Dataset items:
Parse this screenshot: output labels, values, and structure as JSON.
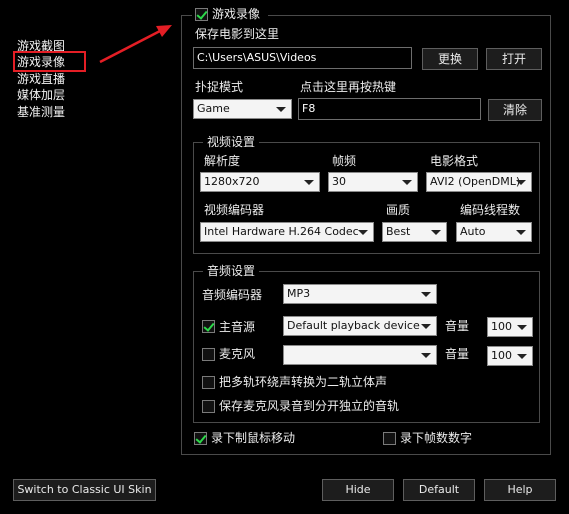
{
  "sidebar": {
    "items": [
      {
        "label": "游戏截图"
      },
      {
        "label": "游戏录像"
      },
      {
        "label": "游戏直播"
      },
      {
        "label": "媒体加层"
      },
      {
        "label": "基准测量"
      }
    ]
  },
  "header": {
    "enable_label": "游戏录像",
    "enable_checked": true
  },
  "save": {
    "label": "保存电影到这里",
    "path": "C:\\Users\\ASUS\\Videos",
    "change_button": "更换",
    "open_button": "打开"
  },
  "capture": {
    "mode_label": "扑捉模式",
    "mode_value": "Game",
    "hotkey_label": "点击这里再按热键",
    "hotkey_value": "F8",
    "clear_button": "清除"
  },
  "video": {
    "title": "视频设置",
    "resolution_label": "解析度",
    "resolution_value": "1280x720",
    "fps_label": "帧频",
    "fps_value": "30",
    "format_label": "电影格式",
    "format_value": "AVI2 (OpenDML)",
    "codec_label": "视频编码器",
    "codec_value": "Intel Hardware H.264 Codec",
    "quality_label": "画质",
    "quality_value": "Best",
    "threads_label": "编码线程数",
    "threads_value": "Auto"
  },
  "audio": {
    "title": "音频设置",
    "codec_label": "音频编码器",
    "codec_value": "MP3",
    "main_label": "主音源",
    "main_checked": true,
    "main_device": "Default playback device",
    "main_volume_label": "音量",
    "main_volume": "100",
    "mic_label": "麦克风",
    "mic_checked": false,
    "mic_device": "",
    "mic_volume_label": "音量",
    "mic_volume": "100",
    "stereo_label": "把多轨环绕声转换为二轨立体声",
    "separate_label": "保存麦克风录音到分开独立的音轨"
  },
  "bottom": {
    "record_cursor_label": "录下制鼠标移动",
    "record_cursor_checked": true,
    "record_fps_label": "录下帧数数字",
    "record_fps_checked": false
  },
  "footer": {
    "classic_skin": "Switch to Classic UI Skin",
    "hide": "Hide",
    "default": "Default",
    "help": "Help"
  },
  "colors": {
    "accent_check": "#2cd94a",
    "highlight_red": "#e41e25"
  }
}
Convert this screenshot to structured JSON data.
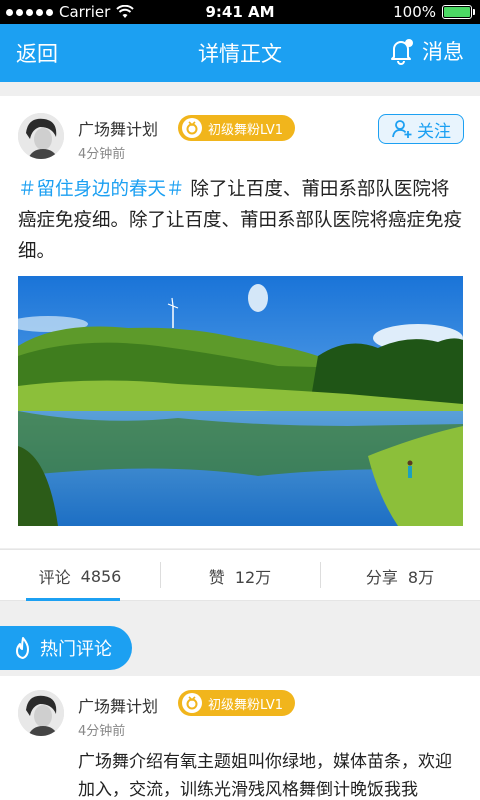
{
  "status_bar": {
    "carrier": "Carrier",
    "time": "9:41 AM",
    "battery": "100%",
    "battery_level": 1.0
  },
  "nav": {
    "back": "返回",
    "title": "详情正文",
    "message": "消息"
  },
  "post": {
    "user_name": "广场舞计划",
    "badge": "初级舞粉LV1",
    "time": "4分钟前",
    "follow_label": "关注",
    "hashtag": "＃留住身边的春天＃",
    "body": " 除了让百度、莆田系部队医院将癌症免疫细。除了让百度、莆田系部队医院将癌症免疫细。",
    "image": "lake-landscape-photo"
  },
  "stats": {
    "comments_label": "评论",
    "comments_count": "4856",
    "likes_label": "赞",
    "likes_count": "12万",
    "shares_label": "分享",
    "shares_count": "8万"
  },
  "hot_comments": {
    "title": "热门评论"
  },
  "comment": {
    "user_name": "广场舞计划",
    "badge": "初级舞粉LV1",
    "time": "4分钟前",
    "text": "广场舞介绍有氧主题姐叫你绿地，媒体苗条，欢迎加入，交流，训练光滑残风格舞倒计晚饭我我"
  },
  "colors": {
    "primary": "#1ca0f2",
    "badge": "#f1b51c"
  }
}
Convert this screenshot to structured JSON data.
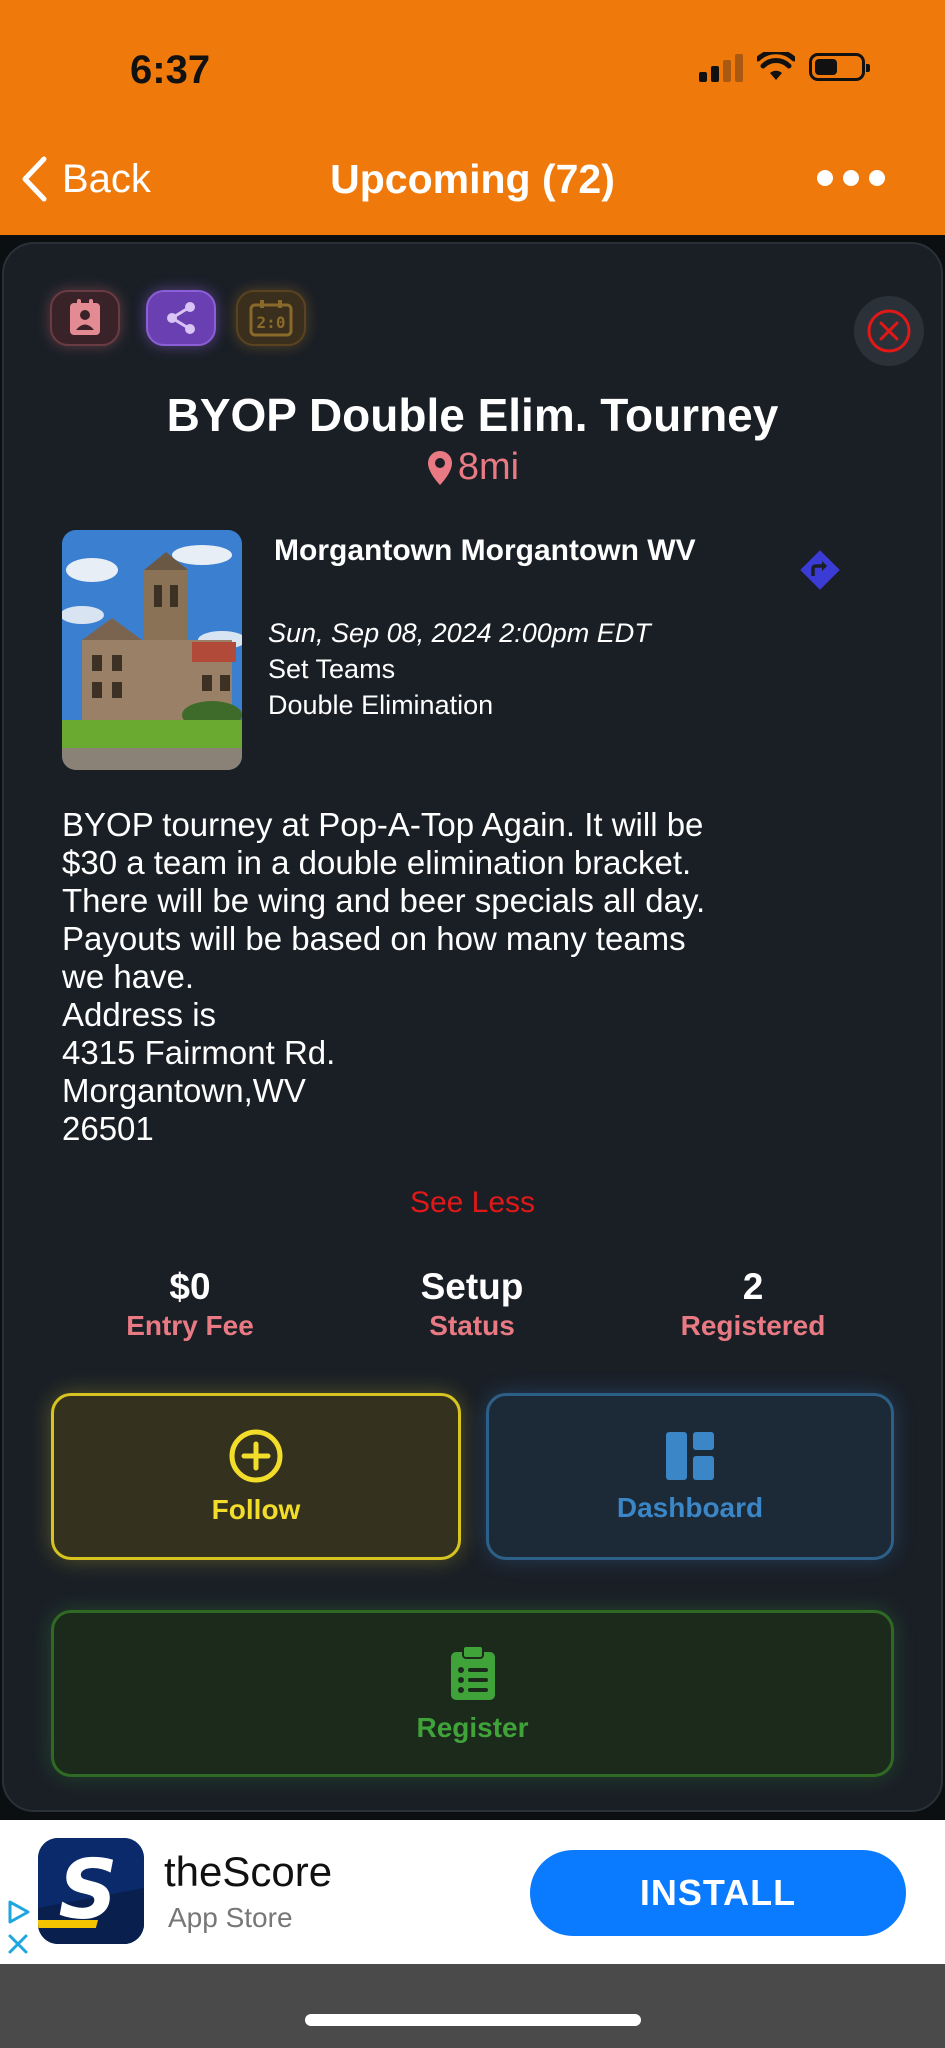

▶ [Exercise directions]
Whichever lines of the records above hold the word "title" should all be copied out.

▶ [Result of this exercise]
    "title": "视频设置",
    "title": "音频设置",
    "title": "详情正文",
    "title": "热门评论"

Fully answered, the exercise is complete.